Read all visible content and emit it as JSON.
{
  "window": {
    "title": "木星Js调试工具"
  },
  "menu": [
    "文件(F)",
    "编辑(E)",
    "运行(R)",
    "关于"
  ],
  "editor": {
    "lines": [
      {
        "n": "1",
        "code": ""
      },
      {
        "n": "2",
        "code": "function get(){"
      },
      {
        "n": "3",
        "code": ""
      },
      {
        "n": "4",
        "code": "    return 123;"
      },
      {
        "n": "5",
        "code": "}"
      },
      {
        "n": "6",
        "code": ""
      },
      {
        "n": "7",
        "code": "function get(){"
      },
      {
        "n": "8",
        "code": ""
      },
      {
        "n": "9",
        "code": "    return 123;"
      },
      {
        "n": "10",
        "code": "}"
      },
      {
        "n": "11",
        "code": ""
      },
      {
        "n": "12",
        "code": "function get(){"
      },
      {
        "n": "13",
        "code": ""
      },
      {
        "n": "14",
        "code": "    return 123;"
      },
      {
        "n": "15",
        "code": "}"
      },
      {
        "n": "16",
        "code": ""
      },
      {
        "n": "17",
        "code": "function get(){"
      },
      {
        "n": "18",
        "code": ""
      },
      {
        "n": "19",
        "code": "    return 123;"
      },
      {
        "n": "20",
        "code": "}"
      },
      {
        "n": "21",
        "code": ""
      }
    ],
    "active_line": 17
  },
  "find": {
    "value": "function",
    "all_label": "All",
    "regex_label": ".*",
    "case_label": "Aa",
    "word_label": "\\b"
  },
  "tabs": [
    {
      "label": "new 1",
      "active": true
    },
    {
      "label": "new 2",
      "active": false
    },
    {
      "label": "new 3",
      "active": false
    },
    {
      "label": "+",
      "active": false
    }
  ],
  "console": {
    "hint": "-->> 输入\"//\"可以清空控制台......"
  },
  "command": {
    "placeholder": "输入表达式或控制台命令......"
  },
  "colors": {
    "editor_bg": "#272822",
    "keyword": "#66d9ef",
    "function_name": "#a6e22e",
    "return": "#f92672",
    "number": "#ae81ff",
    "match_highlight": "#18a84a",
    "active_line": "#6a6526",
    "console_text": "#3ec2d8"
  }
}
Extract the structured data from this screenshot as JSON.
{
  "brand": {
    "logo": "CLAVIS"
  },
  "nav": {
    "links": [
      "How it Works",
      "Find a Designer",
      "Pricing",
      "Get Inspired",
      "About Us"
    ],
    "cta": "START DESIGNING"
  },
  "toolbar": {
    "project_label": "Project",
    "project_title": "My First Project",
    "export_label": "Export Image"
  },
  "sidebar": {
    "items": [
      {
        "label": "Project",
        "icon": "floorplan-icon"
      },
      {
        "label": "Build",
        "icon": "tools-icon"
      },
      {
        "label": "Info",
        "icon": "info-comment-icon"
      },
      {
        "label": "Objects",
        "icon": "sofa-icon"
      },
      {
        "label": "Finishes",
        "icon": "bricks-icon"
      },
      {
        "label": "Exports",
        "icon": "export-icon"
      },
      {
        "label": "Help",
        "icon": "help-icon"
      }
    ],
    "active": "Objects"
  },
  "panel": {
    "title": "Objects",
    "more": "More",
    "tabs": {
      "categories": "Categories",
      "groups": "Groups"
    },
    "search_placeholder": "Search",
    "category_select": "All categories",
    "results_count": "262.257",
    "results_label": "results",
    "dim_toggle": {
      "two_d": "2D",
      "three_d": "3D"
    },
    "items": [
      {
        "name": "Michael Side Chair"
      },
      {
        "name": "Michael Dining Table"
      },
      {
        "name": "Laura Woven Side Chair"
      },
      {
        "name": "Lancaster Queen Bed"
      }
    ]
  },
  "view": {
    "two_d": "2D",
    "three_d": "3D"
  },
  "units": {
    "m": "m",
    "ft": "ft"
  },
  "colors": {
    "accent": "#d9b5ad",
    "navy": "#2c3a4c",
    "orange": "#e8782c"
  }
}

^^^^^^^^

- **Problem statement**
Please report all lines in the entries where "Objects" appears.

- **Task answer**
        "label": "Objects",
    "active": "Objects"
    "title": "Objects",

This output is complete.